Please give the data again in full, exactly as it reads.

○ ○ ○

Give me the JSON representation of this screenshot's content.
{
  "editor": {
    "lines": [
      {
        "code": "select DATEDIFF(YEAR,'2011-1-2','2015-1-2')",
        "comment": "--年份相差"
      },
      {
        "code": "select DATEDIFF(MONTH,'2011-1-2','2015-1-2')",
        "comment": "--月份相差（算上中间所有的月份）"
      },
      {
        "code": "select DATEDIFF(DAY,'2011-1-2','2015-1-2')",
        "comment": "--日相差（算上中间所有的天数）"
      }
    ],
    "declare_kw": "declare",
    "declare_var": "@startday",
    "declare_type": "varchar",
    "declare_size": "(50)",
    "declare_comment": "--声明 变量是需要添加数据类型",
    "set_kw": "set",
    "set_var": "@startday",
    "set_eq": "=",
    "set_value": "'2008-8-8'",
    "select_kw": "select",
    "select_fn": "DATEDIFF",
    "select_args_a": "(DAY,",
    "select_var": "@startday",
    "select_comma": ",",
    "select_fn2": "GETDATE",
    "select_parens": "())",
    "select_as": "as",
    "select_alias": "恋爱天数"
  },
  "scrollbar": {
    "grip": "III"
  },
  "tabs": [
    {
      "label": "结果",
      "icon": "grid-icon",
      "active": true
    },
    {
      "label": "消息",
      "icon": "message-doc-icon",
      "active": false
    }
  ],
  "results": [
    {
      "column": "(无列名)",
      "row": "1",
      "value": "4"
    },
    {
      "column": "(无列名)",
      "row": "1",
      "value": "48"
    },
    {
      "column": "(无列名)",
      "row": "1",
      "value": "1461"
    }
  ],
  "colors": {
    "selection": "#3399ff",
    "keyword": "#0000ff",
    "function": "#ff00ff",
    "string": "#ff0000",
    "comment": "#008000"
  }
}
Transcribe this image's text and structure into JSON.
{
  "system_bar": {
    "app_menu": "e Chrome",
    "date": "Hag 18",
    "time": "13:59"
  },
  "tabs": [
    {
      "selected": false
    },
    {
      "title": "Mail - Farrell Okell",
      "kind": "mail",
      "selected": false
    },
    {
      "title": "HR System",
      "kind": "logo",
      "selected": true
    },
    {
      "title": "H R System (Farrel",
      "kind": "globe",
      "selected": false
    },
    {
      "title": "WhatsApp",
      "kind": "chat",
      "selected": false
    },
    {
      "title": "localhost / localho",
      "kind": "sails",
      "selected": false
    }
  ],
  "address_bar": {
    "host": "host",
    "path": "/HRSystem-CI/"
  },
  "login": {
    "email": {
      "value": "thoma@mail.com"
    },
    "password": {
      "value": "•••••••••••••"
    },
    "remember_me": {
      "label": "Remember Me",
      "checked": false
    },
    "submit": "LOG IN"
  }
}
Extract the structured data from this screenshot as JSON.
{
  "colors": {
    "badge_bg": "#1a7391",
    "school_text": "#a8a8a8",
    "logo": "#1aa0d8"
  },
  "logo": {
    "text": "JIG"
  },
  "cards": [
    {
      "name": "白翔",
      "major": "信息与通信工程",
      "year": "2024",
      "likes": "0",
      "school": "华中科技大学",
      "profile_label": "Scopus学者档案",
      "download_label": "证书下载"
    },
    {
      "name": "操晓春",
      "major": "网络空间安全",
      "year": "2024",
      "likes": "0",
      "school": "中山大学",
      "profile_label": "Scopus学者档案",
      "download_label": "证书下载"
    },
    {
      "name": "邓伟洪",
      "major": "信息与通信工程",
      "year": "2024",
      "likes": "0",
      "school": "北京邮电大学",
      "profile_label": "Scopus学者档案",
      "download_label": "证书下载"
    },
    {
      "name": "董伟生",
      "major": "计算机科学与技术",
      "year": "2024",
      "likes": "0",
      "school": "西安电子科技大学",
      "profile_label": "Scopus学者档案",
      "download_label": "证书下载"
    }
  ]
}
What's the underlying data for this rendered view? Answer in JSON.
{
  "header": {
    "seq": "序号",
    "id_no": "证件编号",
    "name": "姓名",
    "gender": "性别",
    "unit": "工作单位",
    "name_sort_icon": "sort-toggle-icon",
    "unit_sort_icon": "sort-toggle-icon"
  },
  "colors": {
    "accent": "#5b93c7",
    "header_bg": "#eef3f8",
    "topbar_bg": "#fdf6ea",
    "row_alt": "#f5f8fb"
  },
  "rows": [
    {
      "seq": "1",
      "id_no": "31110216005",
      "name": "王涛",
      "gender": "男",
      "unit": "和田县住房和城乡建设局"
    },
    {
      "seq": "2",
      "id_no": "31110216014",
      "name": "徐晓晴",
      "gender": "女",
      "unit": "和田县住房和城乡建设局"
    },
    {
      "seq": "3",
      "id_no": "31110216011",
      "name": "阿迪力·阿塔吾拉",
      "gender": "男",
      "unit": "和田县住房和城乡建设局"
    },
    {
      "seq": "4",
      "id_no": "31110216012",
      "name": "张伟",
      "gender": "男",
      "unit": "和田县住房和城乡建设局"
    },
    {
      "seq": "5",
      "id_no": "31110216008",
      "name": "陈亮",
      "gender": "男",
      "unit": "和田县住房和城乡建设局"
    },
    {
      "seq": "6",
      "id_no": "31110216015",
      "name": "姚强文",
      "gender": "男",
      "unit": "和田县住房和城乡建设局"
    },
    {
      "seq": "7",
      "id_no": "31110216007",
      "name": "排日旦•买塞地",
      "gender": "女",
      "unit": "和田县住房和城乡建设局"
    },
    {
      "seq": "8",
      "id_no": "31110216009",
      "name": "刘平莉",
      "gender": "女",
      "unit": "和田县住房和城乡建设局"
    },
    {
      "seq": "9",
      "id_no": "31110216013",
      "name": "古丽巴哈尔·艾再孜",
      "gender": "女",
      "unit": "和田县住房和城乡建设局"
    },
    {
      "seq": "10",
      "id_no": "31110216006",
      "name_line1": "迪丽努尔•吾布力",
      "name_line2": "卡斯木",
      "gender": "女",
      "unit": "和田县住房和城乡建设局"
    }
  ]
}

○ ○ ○

*EXERCISE RESPONSE*
Give me the JSON representation of this screenshot's content.
{
  "editor": {
    "lines": [
      {
        "code": "select DATEDIFF(YEAR,'2011-1-2','2015-1-2')",
        "comment": "--年份相差"
      },
      {
        "code": "select DATEDIFF(MONTH,'2011-1-2','2015-1-2')",
        "comment": "--月份相差（算上中间所有的月份）"
      },
      {
        "code": "select DATEDIFF(DAY,'2011-1-2','2015-1-2')",
        "comment": "--日相差（算上中间所有的天数）"
      }
    ],
    "declare_kw": "declare",
    "declare_var": "@startday",
    "declare_type": "varchar",
    "declare_size": "(50)",
    "declare_comment": "--声明 变量是需要添加数据类型",
    "set_kw": "set",
    "set_var": "@startday",
    "set_eq": "=",
    "set_value": "'2008-8-8'",
    "select_kw": "select",
    "select_fn": "DATEDIFF",
    "select_args_a": "(DAY,",
    "select_var": "@startday",
    "select_comma": ",",
    "select_fn2": "GETDATE",
    "select_parens": "())",
    "select_as": "as",
    "select_alias": "恋爱天数"
  },
  "scrollbar": {
    "grip": "III"
  },
  "tabs": [
    {
      "label": "结果",
      "icon": "grid-icon",
      "active": true
    },
    {
      "label": "消息",
      "icon": "message-doc-icon",
      "active": false
    }
  ],
  "results": [
    {
      "column": "(无列名)",
      "row": "1",
      "value": "4"
    },
    {
      "column": "(无列名)",
      "row": "1",
      "value": "48"
    },
    {
      "column": "(无列名)",
      "row": "1",
      "value": "1461"
    }
  ],
  "colors": {
    "selection": "#3399ff",
    "keyword": "#0000ff",
    "function": "#ff00ff",
    "string": "#ff0000",
    "comment": "#008000"
  }
}
Transcribe this image's text and structure into JSON.
{
  "system_bar": {
    "app_menu": "e Chrome",
    "date": "Hag 18",
    "time": "13:59"
  },
  "tabs": [
    {
      "selected": false
    },
    {
      "title": "Mail - Farrell Okell",
      "kind": "mail",
      "selected": false
    },
    {
      "title": "HR System",
      "kind": "logo",
      "selected": true
    },
    {
      "title": "H R System (Farrel",
      "kind": "globe",
      "selected": false
    },
    {
      "title": "WhatsApp",
      "kind": "chat",
      "selected": false
    },
    {
      "title": "localhost / localho",
      "kind": "sails",
      "selected": false
    }
  ],
  "address_bar": {
    "host": "host",
    "path": "/HRSystem-CI/"
  },
  "login": {
    "email": {
      "value": "thoma@mail.com"
    },
    "password": {
      "value": "•••••••••••••"
    },
    "remember_me": {
      "label": "Remember Me",
      "checked": false
    },
    "submit": "LOG IN"
  }
}
Extract the structured data from this screenshot as JSON.
{
  "colors": {
    "badge_bg": "#1a7391",
    "school_text": "#a8a8a8",
    "logo": "#1aa0d8"
  },
  "logo": {
    "text": "JIG"
  },
  "cards": [
    {
      "name": "白翔",
      "major": "信息与通信工程",
      "year": "2024",
      "likes": "0",
      "school": "华中科技大学",
      "profile_label": "Scopus学者档案",
      "download_label": "证书下载"
    },
    {
      "name": "操晓春",
      "major": "网络空间安全",
      "year": "2024",
      "likes": "0",
      "school": "中山大学",
      "profile_label": "Scopus学者档案",
      "download_label": "证书下载"
    },
    {
      "name": "邓伟洪",
      "major": "信息与通信工程",
      "year": "2024",
      "likes": "0",
      "school": "北京邮电大学",
      "profile_label": "Scopus学者档案",
      "download_label": "证书下载"
    },
    {
      "name": "董伟生",
      "major": "计算机科学与技术",
      "year": "2024",
      "likes": "0",
      "school": "西安电子科技大学",
      "profile_label": "Scopus学者档案",
      "download_label": "证书下载"
    }
  ]
}
What's the underlying data for this rendered view? Answer in JSON.
{
  "header": {
    "seq": "序号",
    "id_no": "证件编号",
    "name": "姓名",
    "gender": "性别",
    "unit": "工作单位",
    "name_sort_icon": "sort-toggle-icon",
    "unit_sort_icon": "sort-toggle-icon"
  },
  "colors": {
    "accent": "#5b93c7",
    "header_bg": "#eef3f8",
    "topbar_bg": "#fdf6ea",
    "row_alt": "#f5f8fb"
  },
  "rows": [
    {
      "seq": "1",
      "id_no": "31110216005",
      "name": "王涛",
      "gender": "男",
      "unit": "和田县住房和城乡建设局"
    },
    {
      "seq": "2",
      "id_no": "31110216014",
      "name": "徐晓晴",
      "gender": "女",
      "unit": "和田县住房和城乡建设局"
    },
    {
      "seq": "3",
      "id_no": "31110216011",
      "name": "阿迪力·阿塔吾拉",
      "gender": "男",
      "unit": "和田县住房和城乡建设局"
    },
    {
      "seq": "4",
      "id_no": "31110216012",
      "name": "张伟",
      "gender": "男",
      "unit": "和田县住房和城乡建设局"
    },
    {
      "seq": "5",
      "id_no": "31110216008",
      "name": "陈亮",
      "gender": "男",
      "unit": "和田县住房和城乡建设局"
    },
    {
      "seq": "6",
      "id_no": "31110216015",
      "name": "姚强文",
      "gender": "男",
      "unit": "和田县住房和城乡建设局"
    },
    {
      "seq": "7",
      "id_no": "31110216007",
      "name": "排日旦•买塞地",
      "gender": "女",
      "unit": "和田县住房和城乡建设局"
    },
    {
      "seq": "8",
      "id_no": "31110216009",
      "name": "刘平莉",
      "gender": "女",
      "unit": "和田县住房和城乡建设局"
    },
    {
      "seq": "9",
      "id_no": "31110216013",
      "name": "古丽巴哈尔·艾再孜",
      "gender": "女",
      "unit": "和田县住房和城乡建设局"
    },
    {
      "seq": "10",
      "id_no": "31110216006",
      "name_line1": "迪丽努尔•吾布力",
      "name_line2": "卡斯木",
      "gender": "女",
      "unit": "和田县住房和城乡建设局"
    }
  ]
}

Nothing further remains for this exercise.